Don't Touch the Axe (Ne Touchez Pas La Hache)



In Competition

BERLIN -- Nearing 80, French new wave director Jacques Rivette continues to display a fine touch with "Don't Touch the Axe," an intimate tale about the games lovers play taken to extremes.

Based on a novella titled "The Duchesse de Langeais" by Honore de Balzac, it's the story of a dedicated soldier back from the wars and the socialite lady he loves not wisely but too well.

Handsomely produced and featuring fine performances, the film will travel well to festivals and art houses where audiences respond to classy period pieces with a modern sensibility.

The film begins and ends with encounters taking place several years later than the central events, which are told in flashback. Guillaume Depardieu stars as Napoleonic Gen. Armand de Montriveau who returns to Paris following a time imprisoned by the enemy bearing his wounds and his dignity with equal solemnity. Introduced to the beautiful and mischievous Antoinette de Langeais (Jeanne Balibar) at a fashionable salon, the soldier is instantly captivated.

The lady is also intrigued but such is her taste for coquetry that she makes his seduction a game full of promises and teasing, almost driving him to distraction. Although smitten, de Montriveau comes to the conclusion that he is being played for a fool and determines that turnabout is fair play.

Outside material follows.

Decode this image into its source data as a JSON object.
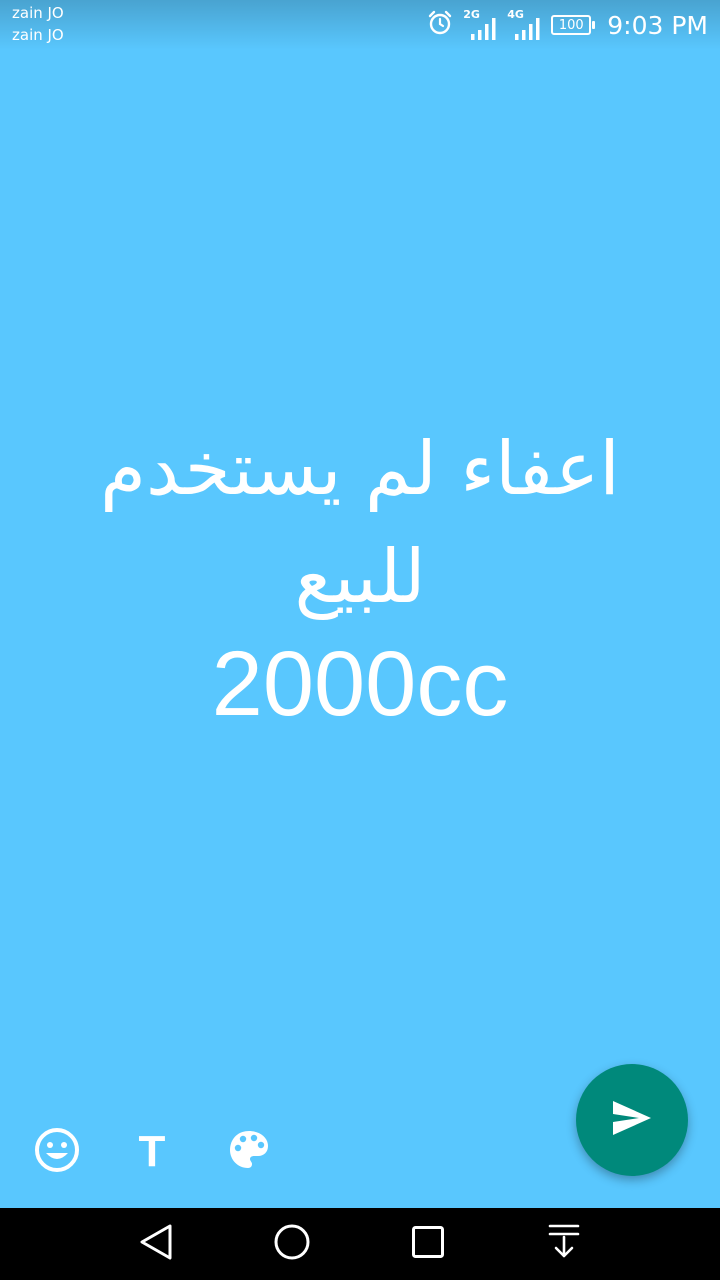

Now it's de Langeais turn to have her emotions toyed with although she continues to give as good as she gets. Rivette takes great care with these scenes, which are filled with subtle by-play and executed with finesse by the two actors.

Cinematographer William Lubtchansky captures beautifully Maira Ramedhan Levy's costumes and Emmanuel de Chauvigny's production design and the rest of the cast serve the story well.

The screenplay by Rivette, Pascal Bonitzer, and Christine Laurent employs several lines taken directly from Balzac, whose wit could be as deft and precise as Oscar Wilde's. The film's title comes from a warning given to de Montriveau at a display of the blade used to execute an English king that serves as a caution about keeping his head. Depardieu and Balibar relish the dialogue and body language of the battling lovers so that their clashes appear to be a tense but rapier-like combination of chess and fencing.

IFC Films
Pierre Grise Prods., Cinemaundici, Arte France Cinema.
Director: Jacques Rivette
Writer: Jacques Rivette, Pascal Bonitzer, Christine Laurent
Producers: Martine Marignac, Maurice Tinchant
Director of photography: William Lubtchansky
Production designer: Emmanuel de Chauvigny
Music: Pierre Allio
Costume designer: Maira Ramedhan Levy
Co-producers: Luigi Musini, Roberto Cicutto, Ermanno Olmi
Editor: Nicole Lubtchansky
Antoinette de Langeais: Jeanne Balibar
Armand de Montriveau: Guillaume Depardieu
Princesse de Blamont-Chauvry: Bulle Ogier
Vidame de Pamiers: Michel Piccoli
Le Duc de Grandlieu: Barbet Schroeder
Clara de Serizy: Anne Cantineau
Julien: Mathias Jung
Lisette: Julie Judd
Running time -- 137 minutes
No MPAA rating